The Mets enjoyed a solid Opening Day win today on the back of a strong performance from starter Noah Syndergaard. But there are some new health concerns for the team’s pitching staff — though their gravity isn’t yet clear.
Syndergaard himself departed after six innings with a blister, as Kristie Ackert of the New York Daily News writes. It’s not expected to be a major issue, but the team is looking to get out ahead of things by giving him an added day of rest. Blisters can turn into significant injuries, to be sure, but there’s no reason at this point to think it’s more than a minor issue to be managed.
There’s more worry with lefty Steven Matz, who is already on the DL with elbow inflammation. The team’s position remains that he has been cleared of structural damage, as Marc Carig of Newsday reports, but Matz provided further information on the issue. He says that he has been diagnosed with a flexor tendon strain, which would seem to be a distinct injury from the bone chips that he had surgically removed over the offseason. Regardless, his timeline will surely be dictated by how he feels and what kind of progress the doctors observe, but the news adds to the 25-year-old’s growing list of arm ailments in his young career.
In theory, any such gaps in pitching coverage were to be covered by Seth Lugo, who filled in with aplomb last year. But as John Harper of the New York Daily News reports, manager Terry Collins hinted after today’s game that there may be some concern with Lugo’s status. “We lost Seth Lugo today for a period of time,” said Collins, who later added that “it’s going to be a couple of weeks, for sure,” before Lugo is able to return. There are no known details to this point, but clearly the Mets are anticipating that they won’t be able to use the 27-year-old for at least some fairly significant stretch.

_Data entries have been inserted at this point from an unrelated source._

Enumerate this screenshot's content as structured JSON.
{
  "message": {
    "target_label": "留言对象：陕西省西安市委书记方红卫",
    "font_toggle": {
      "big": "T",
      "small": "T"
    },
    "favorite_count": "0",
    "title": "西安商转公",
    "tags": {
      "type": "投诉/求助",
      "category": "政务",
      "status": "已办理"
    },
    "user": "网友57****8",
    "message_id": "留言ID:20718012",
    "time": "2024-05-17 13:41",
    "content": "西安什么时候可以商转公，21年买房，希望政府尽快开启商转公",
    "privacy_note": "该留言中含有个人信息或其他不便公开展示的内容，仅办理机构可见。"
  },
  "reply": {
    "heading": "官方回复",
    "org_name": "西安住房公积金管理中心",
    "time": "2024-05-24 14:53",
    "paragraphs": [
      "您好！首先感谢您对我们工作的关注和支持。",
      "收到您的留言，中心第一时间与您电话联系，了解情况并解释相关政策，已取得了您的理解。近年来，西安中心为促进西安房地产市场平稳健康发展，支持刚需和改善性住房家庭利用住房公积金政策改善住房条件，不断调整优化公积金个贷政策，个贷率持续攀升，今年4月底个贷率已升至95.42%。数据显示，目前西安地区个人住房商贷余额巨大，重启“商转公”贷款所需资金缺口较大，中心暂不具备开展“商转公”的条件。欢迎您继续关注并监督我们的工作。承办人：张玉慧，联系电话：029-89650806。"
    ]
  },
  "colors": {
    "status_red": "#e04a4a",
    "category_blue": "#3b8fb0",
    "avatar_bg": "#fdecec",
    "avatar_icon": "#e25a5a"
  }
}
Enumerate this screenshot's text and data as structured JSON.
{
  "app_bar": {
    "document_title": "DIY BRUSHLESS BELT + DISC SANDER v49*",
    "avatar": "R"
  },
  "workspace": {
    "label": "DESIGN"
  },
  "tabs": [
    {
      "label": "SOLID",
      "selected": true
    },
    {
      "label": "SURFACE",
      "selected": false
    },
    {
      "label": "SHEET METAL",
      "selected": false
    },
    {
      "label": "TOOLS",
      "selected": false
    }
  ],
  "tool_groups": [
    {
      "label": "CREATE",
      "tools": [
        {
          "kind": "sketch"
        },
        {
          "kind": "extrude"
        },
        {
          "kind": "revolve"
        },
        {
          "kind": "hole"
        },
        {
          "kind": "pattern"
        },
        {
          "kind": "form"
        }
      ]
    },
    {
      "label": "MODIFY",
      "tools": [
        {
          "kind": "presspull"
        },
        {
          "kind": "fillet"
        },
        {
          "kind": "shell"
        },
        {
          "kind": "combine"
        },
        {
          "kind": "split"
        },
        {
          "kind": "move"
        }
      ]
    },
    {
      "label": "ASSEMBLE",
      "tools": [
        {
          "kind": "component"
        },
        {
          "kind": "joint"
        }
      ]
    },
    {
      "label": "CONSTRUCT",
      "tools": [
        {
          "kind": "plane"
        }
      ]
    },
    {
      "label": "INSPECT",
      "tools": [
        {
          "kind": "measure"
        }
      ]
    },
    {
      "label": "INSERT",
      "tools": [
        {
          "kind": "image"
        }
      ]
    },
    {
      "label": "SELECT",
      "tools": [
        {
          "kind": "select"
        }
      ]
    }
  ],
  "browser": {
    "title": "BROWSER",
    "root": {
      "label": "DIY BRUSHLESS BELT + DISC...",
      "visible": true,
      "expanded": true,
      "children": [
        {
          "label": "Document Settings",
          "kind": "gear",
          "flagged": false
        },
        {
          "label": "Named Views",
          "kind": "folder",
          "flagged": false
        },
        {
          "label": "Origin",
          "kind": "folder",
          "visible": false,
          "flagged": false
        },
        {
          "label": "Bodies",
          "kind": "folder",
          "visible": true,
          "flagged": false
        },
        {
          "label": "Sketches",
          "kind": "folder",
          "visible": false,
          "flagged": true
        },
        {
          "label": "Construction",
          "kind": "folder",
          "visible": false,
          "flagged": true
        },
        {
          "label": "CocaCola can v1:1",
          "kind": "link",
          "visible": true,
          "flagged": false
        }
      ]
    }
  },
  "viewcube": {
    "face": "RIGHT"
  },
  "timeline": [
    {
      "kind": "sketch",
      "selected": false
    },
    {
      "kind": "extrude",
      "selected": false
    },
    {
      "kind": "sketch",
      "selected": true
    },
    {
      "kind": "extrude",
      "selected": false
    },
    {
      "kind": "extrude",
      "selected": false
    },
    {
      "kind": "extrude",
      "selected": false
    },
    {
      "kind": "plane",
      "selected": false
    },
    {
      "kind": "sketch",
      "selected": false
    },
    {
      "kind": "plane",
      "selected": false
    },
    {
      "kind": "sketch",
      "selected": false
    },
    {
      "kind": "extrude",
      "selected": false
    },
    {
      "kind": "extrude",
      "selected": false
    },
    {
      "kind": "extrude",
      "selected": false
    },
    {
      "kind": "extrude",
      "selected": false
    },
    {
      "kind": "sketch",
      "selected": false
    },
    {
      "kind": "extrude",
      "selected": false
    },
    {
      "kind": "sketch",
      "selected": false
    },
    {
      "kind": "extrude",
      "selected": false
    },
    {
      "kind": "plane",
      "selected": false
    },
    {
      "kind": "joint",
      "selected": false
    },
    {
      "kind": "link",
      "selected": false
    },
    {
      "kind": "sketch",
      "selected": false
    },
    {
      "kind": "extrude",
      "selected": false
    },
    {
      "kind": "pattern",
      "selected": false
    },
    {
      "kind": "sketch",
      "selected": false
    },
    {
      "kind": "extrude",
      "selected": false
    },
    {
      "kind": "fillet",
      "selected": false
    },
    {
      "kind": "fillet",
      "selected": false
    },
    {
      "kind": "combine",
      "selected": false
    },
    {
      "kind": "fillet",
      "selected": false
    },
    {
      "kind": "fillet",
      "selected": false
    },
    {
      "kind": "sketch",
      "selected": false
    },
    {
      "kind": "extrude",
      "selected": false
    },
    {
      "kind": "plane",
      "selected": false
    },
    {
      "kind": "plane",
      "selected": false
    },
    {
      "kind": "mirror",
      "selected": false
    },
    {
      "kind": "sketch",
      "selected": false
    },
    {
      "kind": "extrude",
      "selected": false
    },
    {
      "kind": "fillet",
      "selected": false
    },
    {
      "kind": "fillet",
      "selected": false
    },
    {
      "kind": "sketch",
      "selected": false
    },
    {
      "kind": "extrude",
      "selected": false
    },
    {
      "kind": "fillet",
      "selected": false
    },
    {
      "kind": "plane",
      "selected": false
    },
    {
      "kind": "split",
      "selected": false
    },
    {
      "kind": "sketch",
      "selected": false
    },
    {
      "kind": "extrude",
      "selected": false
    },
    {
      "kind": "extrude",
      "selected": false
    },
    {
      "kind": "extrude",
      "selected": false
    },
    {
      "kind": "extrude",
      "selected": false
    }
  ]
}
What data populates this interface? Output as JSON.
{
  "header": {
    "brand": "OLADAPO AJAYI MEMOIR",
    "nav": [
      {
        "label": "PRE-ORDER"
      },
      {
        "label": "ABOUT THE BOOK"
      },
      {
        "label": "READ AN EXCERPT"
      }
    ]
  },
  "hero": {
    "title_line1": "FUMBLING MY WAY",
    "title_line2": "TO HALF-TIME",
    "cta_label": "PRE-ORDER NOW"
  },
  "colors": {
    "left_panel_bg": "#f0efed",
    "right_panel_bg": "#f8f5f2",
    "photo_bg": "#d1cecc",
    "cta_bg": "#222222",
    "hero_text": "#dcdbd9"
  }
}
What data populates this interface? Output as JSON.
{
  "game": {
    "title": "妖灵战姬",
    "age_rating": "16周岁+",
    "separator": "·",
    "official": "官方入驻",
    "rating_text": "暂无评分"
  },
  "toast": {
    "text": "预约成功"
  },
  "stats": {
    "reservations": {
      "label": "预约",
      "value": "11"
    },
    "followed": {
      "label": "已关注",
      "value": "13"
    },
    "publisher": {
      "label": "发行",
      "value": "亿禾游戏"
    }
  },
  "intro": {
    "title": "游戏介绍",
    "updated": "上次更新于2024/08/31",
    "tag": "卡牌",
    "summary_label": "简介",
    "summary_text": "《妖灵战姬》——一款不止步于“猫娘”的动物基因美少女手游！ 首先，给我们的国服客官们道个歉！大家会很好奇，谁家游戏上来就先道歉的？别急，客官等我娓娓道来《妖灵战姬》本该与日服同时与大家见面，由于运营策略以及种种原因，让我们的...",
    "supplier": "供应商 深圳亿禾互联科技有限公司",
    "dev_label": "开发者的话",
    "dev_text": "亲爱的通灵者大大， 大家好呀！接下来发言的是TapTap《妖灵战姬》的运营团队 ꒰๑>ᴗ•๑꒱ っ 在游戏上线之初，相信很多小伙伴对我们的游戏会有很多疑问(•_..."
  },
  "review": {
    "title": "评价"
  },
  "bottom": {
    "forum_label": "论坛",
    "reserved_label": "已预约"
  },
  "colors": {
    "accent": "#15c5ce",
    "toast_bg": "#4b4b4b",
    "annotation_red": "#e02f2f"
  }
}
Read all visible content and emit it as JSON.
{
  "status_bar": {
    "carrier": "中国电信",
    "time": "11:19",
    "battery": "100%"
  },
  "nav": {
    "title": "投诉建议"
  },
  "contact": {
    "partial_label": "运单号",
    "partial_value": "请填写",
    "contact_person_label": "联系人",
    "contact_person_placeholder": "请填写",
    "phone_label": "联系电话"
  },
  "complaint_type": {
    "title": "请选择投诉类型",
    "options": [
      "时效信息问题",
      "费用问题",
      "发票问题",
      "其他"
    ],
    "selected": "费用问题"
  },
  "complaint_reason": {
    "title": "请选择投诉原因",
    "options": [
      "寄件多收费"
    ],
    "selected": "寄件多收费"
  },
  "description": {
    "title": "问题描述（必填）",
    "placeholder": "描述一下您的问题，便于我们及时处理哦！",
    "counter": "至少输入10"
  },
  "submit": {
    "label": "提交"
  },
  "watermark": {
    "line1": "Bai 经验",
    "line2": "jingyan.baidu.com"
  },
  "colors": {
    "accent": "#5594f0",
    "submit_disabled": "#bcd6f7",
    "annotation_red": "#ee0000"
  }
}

In light of these new concerns, Collins stressed the need to maintain the health of the current five-man rotation, which explains the proactive move to get Syndergaard extra rest. As Harper notes, resurgent righty Rafael Montero — who’s currently operating out of the MLB bullpen — now seems to occupy a position of much greater importance than had been anticipated. If there’s a silver lining to this early test of the organization’s pitching depth, it’s that they had so much to begin with, so the current roster is still stocked with high-quality starters.